**Task prompt**
The word "icon" turns up on some lines of this data; say how many, and give no other text.

Entries from a dataset of interfaces
== Segment start ==

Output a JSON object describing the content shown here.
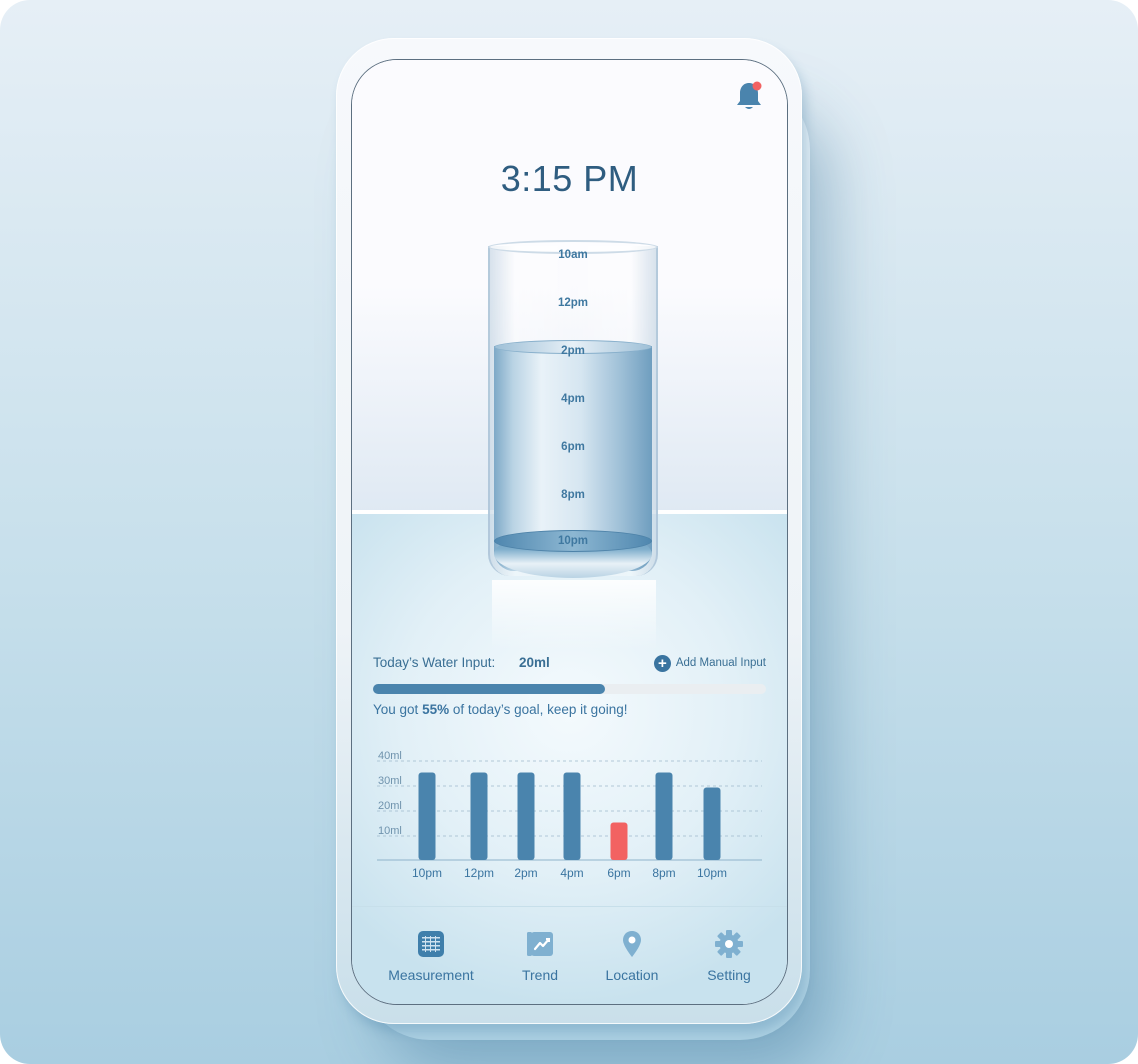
{
  "status": {
    "time": "3:15 PM",
    "notification_badge": true
  },
  "glass": {
    "markings": [
      "10am",
      "12pm",
      "2pm",
      "4pm",
      "6pm",
      "8pm",
      "10pm"
    ],
    "fill_level_label": "2pm"
  },
  "water_input": {
    "label": "Today’s Water Input:",
    "value": "20ml",
    "add_button": "Add Manual Input",
    "progress_fraction": 0.59,
    "goal_prefix": "You got ",
    "goal_percent": "55%",
    "goal_suffix": " of today’s goal, keep it going!"
  },
  "chart_data": {
    "type": "bar",
    "categories": [
      "10pm",
      "12pm",
      "2pm",
      "4pm",
      "6pm",
      "8pm",
      "10pm"
    ],
    "values": [
      35,
      35,
      35,
      35,
      15,
      35,
      29
    ],
    "y_ticks": [
      "10ml",
      "20ml",
      "30ml",
      "40ml"
    ],
    "ylim": [
      0,
      40
    ],
    "grid": true,
    "bar_color": "#4a84ad",
    "highlight_color": "#f26262",
    "highlight_index": 4
  },
  "nav": {
    "items": [
      {
        "label": "Measurement",
        "icon": "measurement-icon"
      },
      {
        "label": "Trend",
        "icon": "trend-icon"
      },
      {
        "label": "Location",
        "icon": "location-pin-icon"
      },
      {
        "label": "Setting",
        "icon": "gear-icon"
      }
    ]
  },
  "colors": {
    "primary": "#3a74a0",
    "accent_red": "#f26262",
    "progress_track": "#eaeef1"
  }
}
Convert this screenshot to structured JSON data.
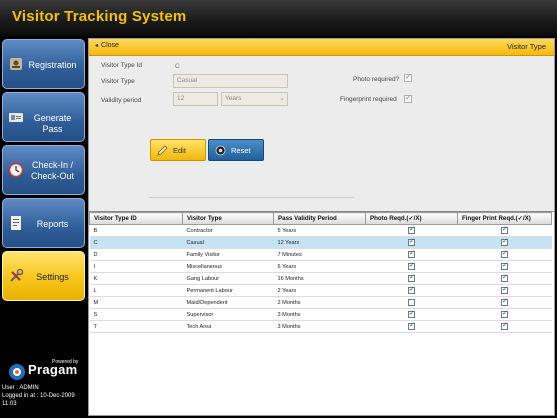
{
  "app": {
    "title": "Visitor Tracking System"
  },
  "sidebar": {
    "items": [
      {
        "label": "Registration",
        "icon": "registration-icon",
        "active": false
      },
      {
        "label": "Generate Pass",
        "icon": "pass-icon",
        "active": false
      },
      {
        "label": "Check-In / Check-Out",
        "icon": "clock-icon",
        "active": false
      },
      {
        "label": "Reports",
        "icon": "report-icon",
        "active": false
      },
      {
        "label": "Settings",
        "icon": "tools-icon",
        "active": true
      }
    ],
    "powered_by": "Powered by",
    "brand": "Pragam",
    "user_line": "User : ADMIN",
    "logged_in_line": "Logged in at : 10-Dec-2009",
    "logged_in_time": "11:03"
  },
  "header": {
    "close_label": "Close",
    "page_title": "Visitor Type"
  },
  "form": {
    "visitor_type_id_label": "Visitor Type Id",
    "visitor_type_id_value": "C",
    "visitor_type_label": "Visitor Type",
    "visitor_type_value": "Casual",
    "validity_period_label": "Validity period",
    "validity_period_value": "12",
    "validity_unit_value": "Years",
    "photo_required_label": "Photo required?",
    "photo_required_checked": true,
    "fingerprint_required_label": "Fingerprint required",
    "fingerprint_required_checked": true,
    "edit_label": "Edit",
    "reset_label": "Reset"
  },
  "table": {
    "headers": [
      "Visitor Type ID",
      "Visitor Type",
      "Pass Validity Period",
      "Photo Reqd.(✓/X)",
      "Finger Print Reqd.(✓/X)"
    ],
    "rows": [
      {
        "id": "B",
        "type": "Contractor",
        "validity": "5 Years",
        "photo": true,
        "finger": true,
        "selected": false
      },
      {
        "id": "C",
        "type": "Casual",
        "validity": "12 Years",
        "photo": true,
        "finger": true,
        "selected": true
      },
      {
        "id": "D",
        "type": "Family Visitor",
        "validity": "7 Minutes",
        "photo": true,
        "finger": true,
        "selected": false
      },
      {
        "id": "I",
        "type": "Miscellaneous",
        "validity": "6 Years",
        "photo": true,
        "finger": true,
        "selected": false
      },
      {
        "id": "K",
        "type": "Gang Labour",
        "validity": "16 Months",
        "photo": true,
        "finger": true,
        "selected": false
      },
      {
        "id": "L",
        "type": "Permanent Labour",
        "validity": "2 Years",
        "photo": true,
        "finger": true,
        "selected": false
      },
      {
        "id": "M",
        "type": "Maid/Dependent",
        "validity": "2 Months",
        "photo": false,
        "finger": true,
        "selected": false
      },
      {
        "id": "S",
        "type": "Supervisor",
        "validity": "3 Months",
        "photo": true,
        "finger": true,
        "selected": false
      },
      {
        "id": "T",
        "type": "Tech Area",
        "validity": "3 Months",
        "photo": true,
        "finger": true,
        "selected": false
      }
    ]
  },
  "colors": {
    "accent": "#f3b90f",
    "title_text": "#f2c200",
    "nav_blue": "#2f5d98",
    "selected_row": "#c6e3f6"
  }
}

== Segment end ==

**The completed task**
9